top of page

The Truth About Work-Life Balance



In recent weeks, many of my conversations have raised the subjects of self-care, work-life balance and setting boundaries. Specifically, what they are driving at is: How can I create time and space for myself AND still be successful? Is it possible to have balance AND to be promoted?


The truth is, I can’t answer that question for you or give you a formula to achieve balance or success. What balance looks like for you might be different from someone else. What I can tell you is that how much you work is determined by three, well, four things: your manager’s expectations, the organization’s culture, your role/industry, AND your own beliefs about work.


We don't have control over your organization, your manager or how your industry operates. We do have control over our beliefs, and by examining them, my clients been able to significantly reduce the amount of time and energy they spend on work without sacrificing job performance.
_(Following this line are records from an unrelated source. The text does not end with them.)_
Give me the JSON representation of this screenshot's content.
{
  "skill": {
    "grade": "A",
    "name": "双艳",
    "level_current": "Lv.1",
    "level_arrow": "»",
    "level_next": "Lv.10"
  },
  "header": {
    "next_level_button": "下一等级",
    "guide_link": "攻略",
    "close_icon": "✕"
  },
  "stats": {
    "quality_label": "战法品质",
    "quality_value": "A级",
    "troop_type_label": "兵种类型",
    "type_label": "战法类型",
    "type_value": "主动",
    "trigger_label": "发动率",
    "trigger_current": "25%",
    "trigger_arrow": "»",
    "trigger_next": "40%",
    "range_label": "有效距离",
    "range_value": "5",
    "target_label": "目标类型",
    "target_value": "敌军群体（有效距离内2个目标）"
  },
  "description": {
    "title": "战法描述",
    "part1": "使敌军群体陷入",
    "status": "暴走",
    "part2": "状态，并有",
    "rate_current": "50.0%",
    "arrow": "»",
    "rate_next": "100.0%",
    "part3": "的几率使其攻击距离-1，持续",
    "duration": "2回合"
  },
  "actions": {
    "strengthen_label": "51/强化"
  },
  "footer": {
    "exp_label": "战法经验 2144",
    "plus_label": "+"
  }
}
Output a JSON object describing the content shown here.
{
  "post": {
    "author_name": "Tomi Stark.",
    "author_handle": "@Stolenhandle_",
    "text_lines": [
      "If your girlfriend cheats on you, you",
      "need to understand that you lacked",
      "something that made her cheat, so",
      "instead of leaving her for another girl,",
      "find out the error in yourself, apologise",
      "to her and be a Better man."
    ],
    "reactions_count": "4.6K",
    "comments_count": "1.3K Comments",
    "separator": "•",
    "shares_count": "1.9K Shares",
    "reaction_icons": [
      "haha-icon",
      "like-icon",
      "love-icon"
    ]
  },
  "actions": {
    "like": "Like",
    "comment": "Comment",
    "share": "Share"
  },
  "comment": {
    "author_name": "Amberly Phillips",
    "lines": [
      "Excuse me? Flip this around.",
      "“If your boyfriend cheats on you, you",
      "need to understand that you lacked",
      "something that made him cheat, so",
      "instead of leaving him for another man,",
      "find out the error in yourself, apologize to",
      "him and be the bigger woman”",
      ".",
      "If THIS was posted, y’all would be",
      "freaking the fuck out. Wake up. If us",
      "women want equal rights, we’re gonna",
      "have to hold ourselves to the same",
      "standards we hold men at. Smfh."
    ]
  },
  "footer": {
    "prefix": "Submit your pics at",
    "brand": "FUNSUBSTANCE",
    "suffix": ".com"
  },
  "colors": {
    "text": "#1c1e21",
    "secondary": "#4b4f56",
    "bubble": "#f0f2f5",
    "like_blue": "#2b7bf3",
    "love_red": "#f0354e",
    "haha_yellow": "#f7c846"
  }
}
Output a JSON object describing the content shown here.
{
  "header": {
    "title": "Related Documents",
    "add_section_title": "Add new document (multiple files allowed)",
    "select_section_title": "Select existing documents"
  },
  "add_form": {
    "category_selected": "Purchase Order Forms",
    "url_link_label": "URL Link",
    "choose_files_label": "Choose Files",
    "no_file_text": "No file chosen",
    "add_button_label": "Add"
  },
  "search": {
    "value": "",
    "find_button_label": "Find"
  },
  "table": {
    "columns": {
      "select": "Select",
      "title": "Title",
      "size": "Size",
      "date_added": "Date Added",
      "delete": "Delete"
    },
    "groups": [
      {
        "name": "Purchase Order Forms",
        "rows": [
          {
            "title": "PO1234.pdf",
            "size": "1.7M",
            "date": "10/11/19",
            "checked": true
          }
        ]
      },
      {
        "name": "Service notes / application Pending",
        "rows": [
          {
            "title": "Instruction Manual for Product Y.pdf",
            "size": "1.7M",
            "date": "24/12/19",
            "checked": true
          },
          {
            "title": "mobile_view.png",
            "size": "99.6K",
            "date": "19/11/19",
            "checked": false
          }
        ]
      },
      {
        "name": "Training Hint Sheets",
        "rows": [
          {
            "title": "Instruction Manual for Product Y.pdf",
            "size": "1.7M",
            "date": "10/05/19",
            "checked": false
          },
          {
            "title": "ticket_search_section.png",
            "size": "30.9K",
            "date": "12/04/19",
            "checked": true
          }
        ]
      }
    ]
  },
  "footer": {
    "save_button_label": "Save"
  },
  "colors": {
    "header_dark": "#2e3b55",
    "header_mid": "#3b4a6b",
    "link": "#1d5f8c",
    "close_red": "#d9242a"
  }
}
In many cases, by examining their beliefs, they elevate their job performance.


How? 1) By helping people identify the assumptions and unnecessary expectations they place on themselves; and

2) By helping people stop stewing in self-criticism, self-doubt and judgment toward others. 


What drains our time and energy is how we interpret requests from others, especially from people above us. We may assume we must respond right away to a request, but that is not always true. Many of my clients have discovered that what they believed was an urgent request could wait. On other occasions, people have assumed that a task must be 100% effort. But sometimes 80% is what is actually needed, and recognizing that can help us prioritize and save our energy for when 100% is needed. 


I know, I know, I can hear some people probably saying, “I always over-deliver. That’s who I am and how I do things.” My questions for you: How do you know you are over-delivering on the highest priority items? By over-delivering on one item, what are you missing out on? When you over-deliver on "everything," how do you show up with your colleagues? IDK about you but I would be pretty cranky and annoyed that I'm working so hard when perhaps others aren't. Cranky interactions can make it much more difficult to get the real work done.


Sometimes people work a lot because it’s what they were taught will help them get ahead or they believe it’s their insurance policy against something going wrong or against getting laid off. Except it’s not. Working a lot of hours isn’t the same as being effective. (And, btw, working a lot of hours can actually make us less effective and create way more stress and work for ourselves.) 


In other cases, people get bogged down in emotions. Wading through the swirl of emotions is taxing, not the actual work. Once I help people discern between the facts, thoughts and their emotions, it’s easier for them to make decisions, delegate and to prioritize. 


So, these are just a couple of the ways I’ve been able to help people reduce the time they spend on or at work. They aren't strategies that will change your manager’s expectations or the culture of the organization, but they might give you some relief so that YOU feel more balanced and can be more present for all the things that matter to you. And that IS a reward. But you won't get a medal for it.


P. S.

On a side note, for those of you who are still reading, I’ve been thinking about creating an online course about how to save time and energy at work without sacrificing performance. What do you think of this idea? If the idea resonates with you, let me know. I’ll be looking for beta testers in the future who do the online course for free. :) 


Comments


Featured Posts
Recent Posts
Archive
Search By Tags
Follow Us
  • Facebook Basic Square
  • Twitter Basic Square
  • Google+ Basic Square
bottom of page